Bob Pittman came out swinging against Spotify in iHeartMedia’s recent Q2 earnings call. Now, Spotify CEO Daniel Ek has responded.
Pittman noted that quarterly digital revenue for iHeart increased by 32.8% year-over-year. iHeart now reaches around 275 million Americans each month, which Pittman was quick to point out is more than the company’s two closest broadcast radio competitors.
Later in the call, Pittman fired shots at Spotify when explaining a fundamental difference between streaming and radio platforms. Pittman said that 75% of iHeartMedia’s listening comes from 34% of its audience. He contrasted that against Spotify and Pandora, attacking both streaming services.
Pittman cited the following stats for those services.
- 73% of Spotify listening comes from 3% of their audience
- 72% of Pandora listening comes from 5% of their audience
Neither Spotify nor Pandora have confirmed those stats, and it’s unclear if Pittman’s estimates are even close.
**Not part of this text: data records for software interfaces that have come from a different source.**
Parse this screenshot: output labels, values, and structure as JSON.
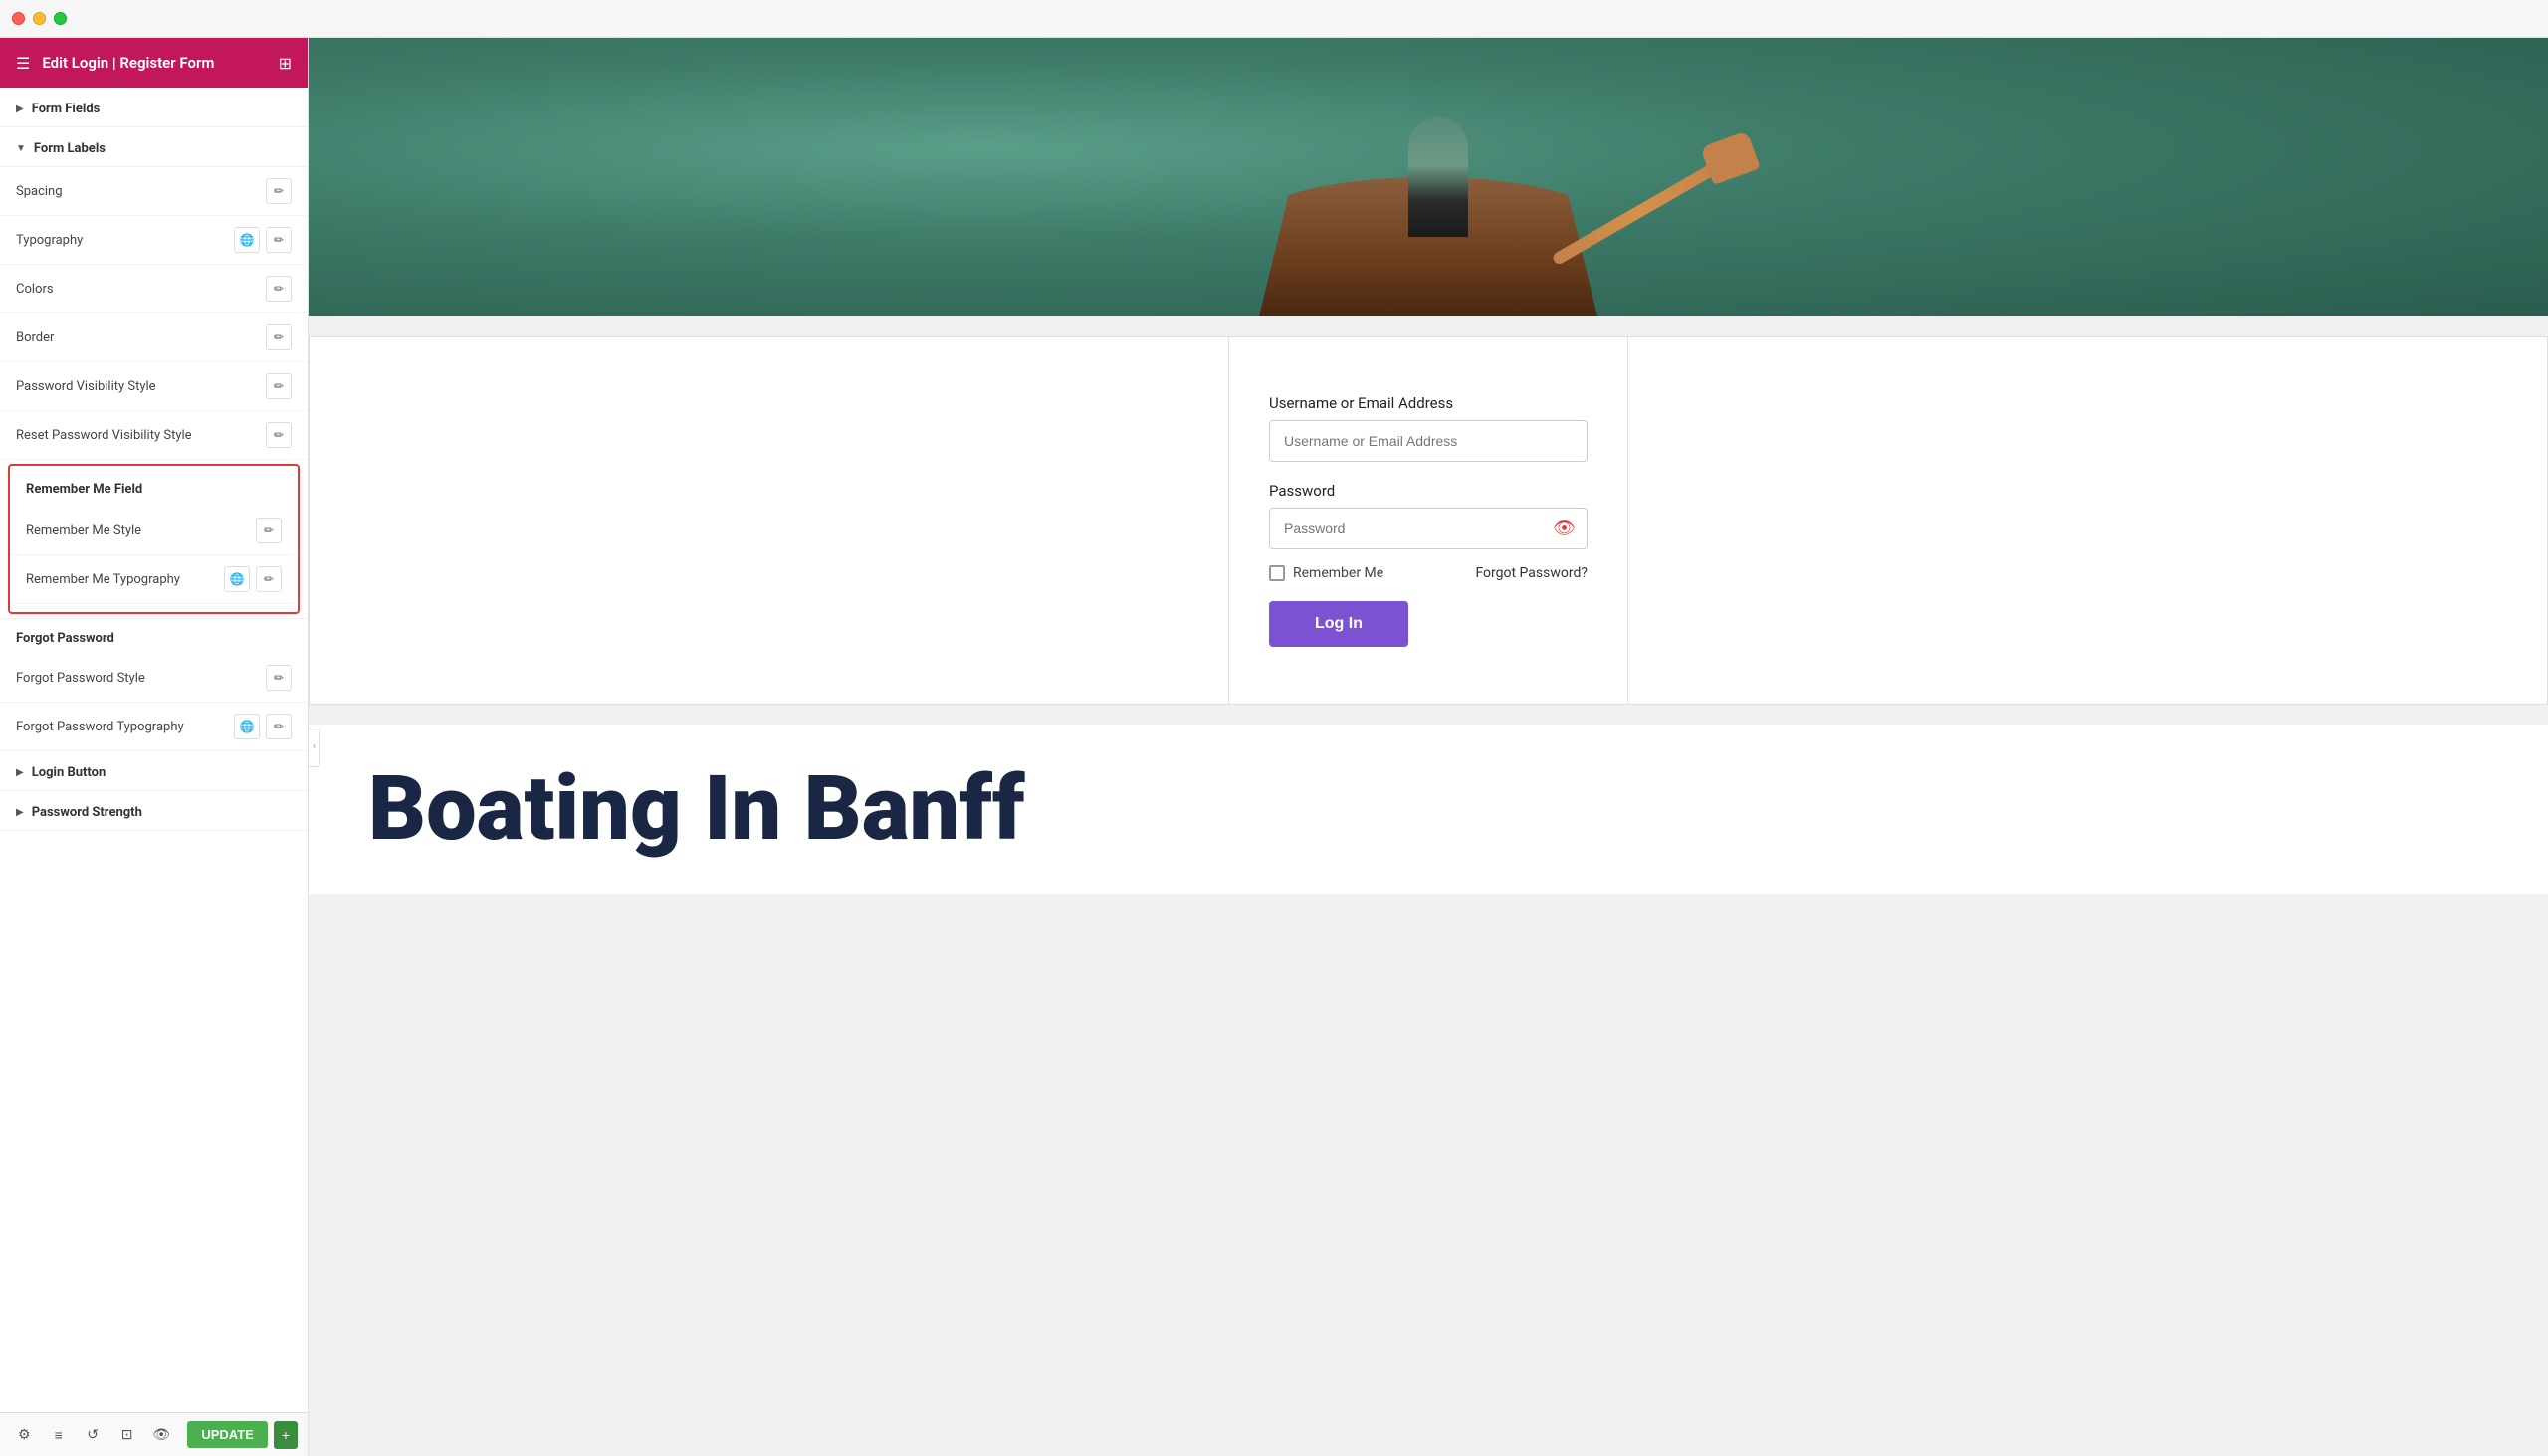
{
  "titlebar": {
    "traffic_lights": [
      "red",
      "yellow",
      "green"
    ]
  },
  "sidebar": {
    "title": "Edit Login | Register Form",
    "sections": [
      {
        "id": "form-fields",
        "label": "Form Fields",
        "collapsed": true,
        "arrow": "▶"
      },
      {
        "id": "form-labels",
        "label": "Form Labels",
        "collapsed": false,
        "arrow": "▼",
        "rows": [
          {
            "id": "spacing",
            "label": "Spacing",
            "icons": [
              "edit"
            ]
          },
          {
            "id": "typography",
            "label": "Typography",
            "icons": [
              "globe",
              "edit"
            ]
          },
          {
            "id": "colors",
            "label": "Colors",
            "icons": [
              "edit"
            ]
          },
          {
            "id": "border",
            "label": "Border",
            "icons": [
              "edit"
            ]
          },
          {
            "id": "password-visibility-style",
            "label": "Password Visibility Style",
            "icons": [
              "edit"
            ]
          },
          {
            "id": "reset-password-visibility-style",
            "label": "Reset Password Visibility Style",
            "icons": [
              "edit"
            ]
          }
        ]
      }
    ],
    "remember_me_field": {
      "header": "Remember Me Field",
      "rows": [
        {
          "id": "remember-me-style",
          "label": "Remember Me Style",
          "icons": [
            "edit"
          ]
        },
        {
          "id": "remember-me-typography",
          "label": "Remember Me Typography",
          "icons": [
            "globe",
            "edit"
          ]
        }
      ]
    },
    "forgot_password": {
      "header": "Forgot Password",
      "rows": [
        {
          "id": "forgot-password-style",
          "label": "Forgot Password Style",
          "icons": [
            "edit"
          ]
        },
        {
          "id": "forgot-password-typography",
          "label": "Forgot Password Typography",
          "icons": [
            "globe",
            "edit"
          ]
        }
      ]
    },
    "login_button": {
      "label": "Login Button",
      "collapsed": true,
      "arrow": "▶"
    },
    "password_strength": {
      "label": "Password Strength",
      "collapsed": true,
      "arrow": "▶"
    }
  },
  "toolbar": {
    "update_label": "UPDATE",
    "plus_label": "+"
  },
  "main": {
    "login_form": {
      "username_label": "Username or Email Address",
      "username_placeholder": "Username or Email Address",
      "password_label": "Password",
      "password_placeholder": "Password",
      "remember_me_label": "Remember Me",
      "forgot_password_label": "Forgot Password?",
      "login_button_label": "Log In"
    },
    "boating_title": "Boating In Banff"
  }
}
But without delving into specifics, Spotify CEO Daniel Ek quickly offered a retort on Twitter.
Quoting an analyst who cited Pittman, Ek stated: “Not sure where that data is from, but it’s far from true.”
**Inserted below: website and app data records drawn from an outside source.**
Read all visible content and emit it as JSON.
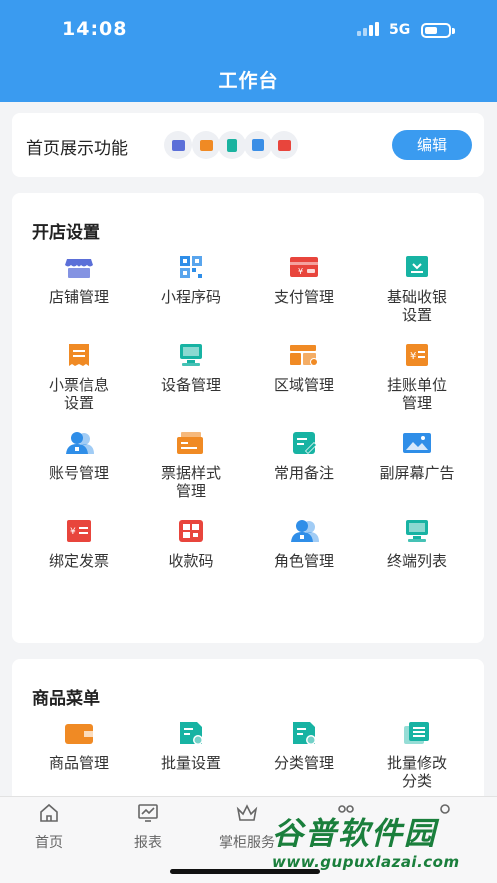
{
  "status_bar": {
    "time": "14:08",
    "network": "5G"
  },
  "header": {
    "title": "工作台"
  },
  "home_features": {
    "label": "首页展示功能",
    "edit_label": "编辑",
    "mini_icons": [
      {
        "icon": "storefront-icon",
        "color": "#5b6fd8"
      },
      {
        "icon": "wallet-icon",
        "color": "#f08a24"
      },
      {
        "icon": "document-icon",
        "color": "#1bb3a0"
      },
      {
        "icon": "qr-code-icon",
        "color": "#3a8ee6"
      },
      {
        "icon": "card-icon",
        "color": "#e8453c"
      }
    ]
  },
  "store_settings": {
    "title": "开店设置",
    "items": [
      {
        "label": "店铺管理",
        "icon": "storefront-icon",
        "color": "#5b6fd8"
      },
      {
        "label": "小程序码",
        "icon": "qr-code-icon",
        "color": "#2f8ee8"
      },
      {
        "label": "支付管理",
        "icon": "payment-card-icon",
        "color": "#e8453c"
      },
      {
        "label": "基础收银\n设置",
        "icon": "cash-register-icon",
        "color": "#17b3a3"
      },
      {
        "label": "小票信息\n设置",
        "icon": "receipt-icon",
        "color": "#f08a24"
      },
      {
        "label": "设备管理",
        "icon": "device-monitor-icon",
        "color": "#17b3a3"
      },
      {
        "label": "区域管理",
        "icon": "area-layout-icon",
        "color": "#f08a24"
      },
      {
        "label": "挂账单位\n管理",
        "icon": "credit-unit-icon",
        "color": "#f08a24"
      },
      {
        "label": "账号管理",
        "icon": "user-account-icon",
        "color": "#2f8ee8"
      },
      {
        "label": "票据样式\n管理",
        "icon": "ticket-style-icon",
        "color": "#f08a24"
      },
      {
        "label": "常用备注",
        "icon": "note-edit-icon",
        "color": "#17b3a3"
      },
      {
        "label": "副屏幕广告",
        "icon": "image-screen-icon",
        "color": "#2f8ee8"
      },
      {
        "label": "绑定发票",
        "icon": "invoice-icon",
        "color": "#e8453c"
      },
      {
        "label": "收款码",
        "icon": "payment-qr-icon",
        "color": "#e8453c"
      },
      {
        "label": "角色管理",
        "icon": "role-user-icon",
        "color": "#2f8ee8"
      },
      {
        "label": "终端列表",
        "icon": "terminal-icon",
        "color": "#17b3a3"
      }
    ]
  },
  "product_menu": {
    "title": "商品菜单",
    "items": [
      {
        "label": "商品管理",
        "icon": "product-wallet-icon",
        "color": "#f08a24"
      },
      {
        "label": "批量设置",
        "icon": "batch-settings-icon",
        "color": "#17b3a3"
      },
      {
        "label": "分类管理",
        "icon": "category-icon",
        "color": "#17b3a3"
      },
      {
        "label": "批量修改\n分类",
        "icon": "batch-edit-category-icon",
        "color": "#17b3a3"
      }
    ]
  },
  "tabbar": {
    "tabs": [
      {
        "label": "首页",
        "icon": "home-icon"
      },
      {
        "label": "报表",
        "icon": "report-chart-icon"
      },
      {
        "label": "掌柜服务",
        "icon": "crown-icon"
      },
      {
        "label": "",
        "icon": "apps-icon"
      },
      {
        "label": "",
        "icon": "profile-icon"
      }
    ]
  },
  "watermark": {
    "brand": "谷普软件园",
    "url": "www.gupuxlazai.com"
  }
}
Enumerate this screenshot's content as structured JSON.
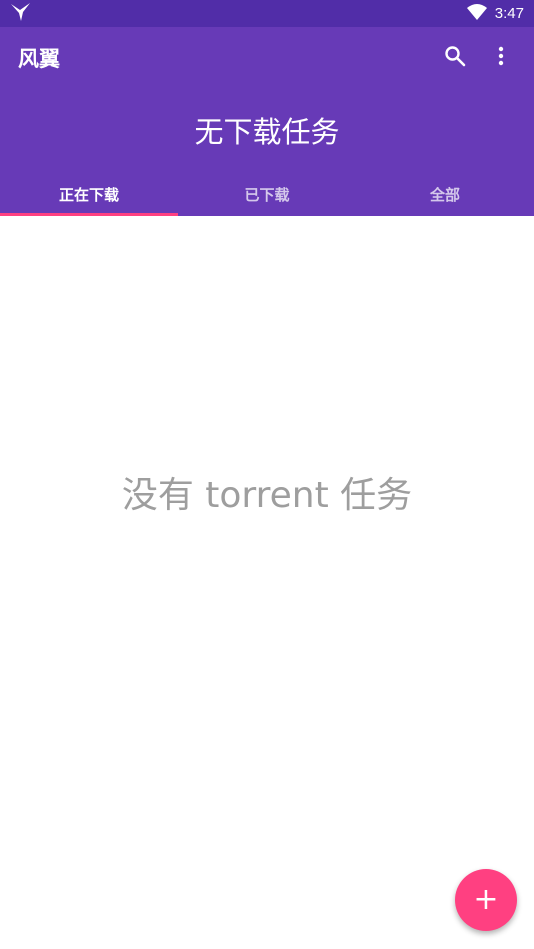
{
  "status_bar": {
    "time": "3:47",
    "icons": [
      "bird-notification-icon",
      "wifi-icon"
    ]
  },
  "toolbar": {
    "title": "风翼",
    "actions": [
      "search-icon",
      "more-vert-icon"
    ]
  },
  "header": {
    "title": "无下载任务"
  },
  "tabs": [
    {
      "label": "正在下载",
      "active": true
    },
    {
      "label": "已下载",
      "active": false
    },
    {
      "label": "全部",
      "active": false
    }
  ],
  "content": {
    "empty_message": "没有 torrent 任务"
  },
  "fab": {
    "label": "+",
    "icon": "add-icon"
  },
  "colors": {
    "status_bar": "#512da8",
    "primary": "#673ab7",
    "accent": "#ff4081",
    "empty_text": "#9e9e9e"
  }
}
Analysts were quick to do the math and see if Pittman’s numbers added up. Media analyst Rich Greenfield did some quick and dirty math and proved Pittman’s numbers seem a little skewed.
Spotify’s Q2 earnings listed 232 million monthly active users, with 17 billion hours of content played. That’s around 49 hours of consumption per day, per user. But plugging those stats into Pittman’s numbers just don’t add up.
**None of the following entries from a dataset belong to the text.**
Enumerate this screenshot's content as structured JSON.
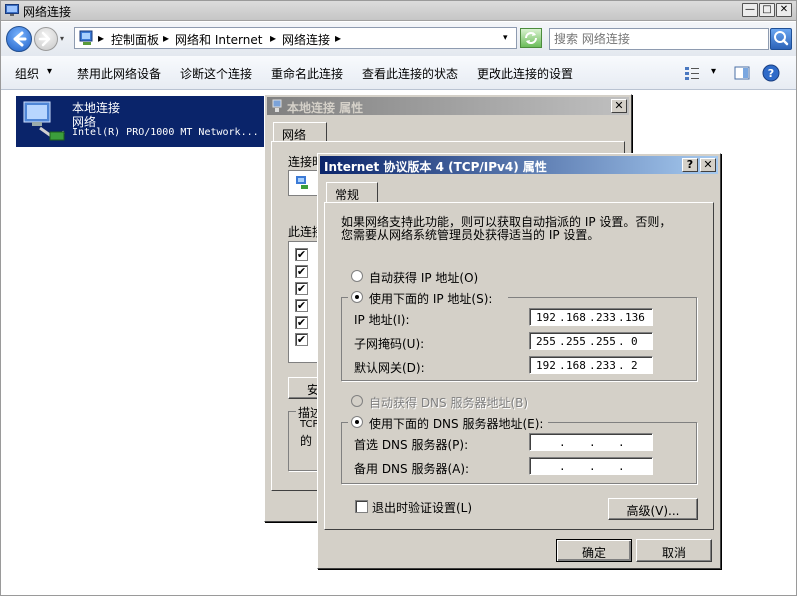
{
  "explorer": {
    "title": "网络连接",
    "breadcrumbs": [
      "控制面板",
      "网络和 Internet",
      "网络连接"
    ],
    "search_placeholder": "搜索 网络连接",
    "commands": [
      "组织",
      "禁用此网络设备",
      "诊断这个连接",
      "重命名此连接",
      "查看此连接的状态",
      "更改此连接的设置"
    ],
    "connection": {
      "name": "本地连接",
      "network": "网络",
      "device": "Intel(R) PRO/1000 MT Network..."
    }
  },
  "props_dialog": {
    "title": "本地连接 属性",
    "tab": "网络",
    "connect_label_partial": "连接时",
    "items_label_partial": "此连接",
    "install_partial": "安",
    "desc_label_partial": "描述",
    "desc_text_line1": "TCP",
    "desc_text_line2": "的"
  },
  "ipv4_dialog": {
    "title": "Internet 协议版本 4 (TCP/IPv4) 属性",
    "tab": "常规",
    "description_line1": "如果网络支持此功能，则可以获取自动指派的 IP 设置。否则，",
    "description_line2": "您需要从网络系统管理员处获得适当的 IP 设置。",
    "auto_ip_label": "自动获得 IP 地址(O)",
    "manual_ip_label": "使用下面的 IP 地址(S):",
    "ip_label": "IP 地址(I):",
    "mask_label": "子网掩码(U):",
    "gateway_label": "默认网关(D):",
    "ip": [
      "192",
      "168",
      "233",
      "136"
    ],
    "mask": [
      "255",
      "255",
      "255",
      "0"
    ],
    "gateway": [
      "192",
      "168",
      "233",
      "2"
    ],
    "auto_dns_label": "自动获得 DNS 服务器地址(B)",
    "manual_dns_label": "使用下面的 DNS 服务器地址(E):",
    "pref_dns_label": "首选 DNS 服务器(P):",
    "alt_dns_label": "备用 DNS 服务器(A):",
    "validate_label": "退出时验证设置(L)",
    "advanced_label": "高级(V)...",
    "ok_label": "确定",
    "cancel_label": "取消",
    "dot": "."
  },
  "icons": {
    "window_close": "✕",
    "window_max": "□",
    "window_min": "—",
    "help": "?",
    "check": "✔",
    "dropdown": "▾",
    "crumb_sep": "▸"
  },
  "colors": {
    "selection": "#0a246a",
    "active_title": "#0a246a",
    "dialog_face": "#d4d0c8"
  }
}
If Spotify’s plays come from 3% of the audience, that means those 3% listen for more than 20 hours a day. The remaining 97% would listen to roughly 14 minutes of music a day. Suddenly, Pittman’s claims look a bit nonsensical, though if Spotify has a high number of completely inactive users (listening to 0 minutes a day), then Pittman could be onto something. Of course, all of this is assuming that Spotify’s supplied numbers are accurate, as well.
Regardless, Pittman says Spotify and other streaming services benefit from radio as a discovery tool.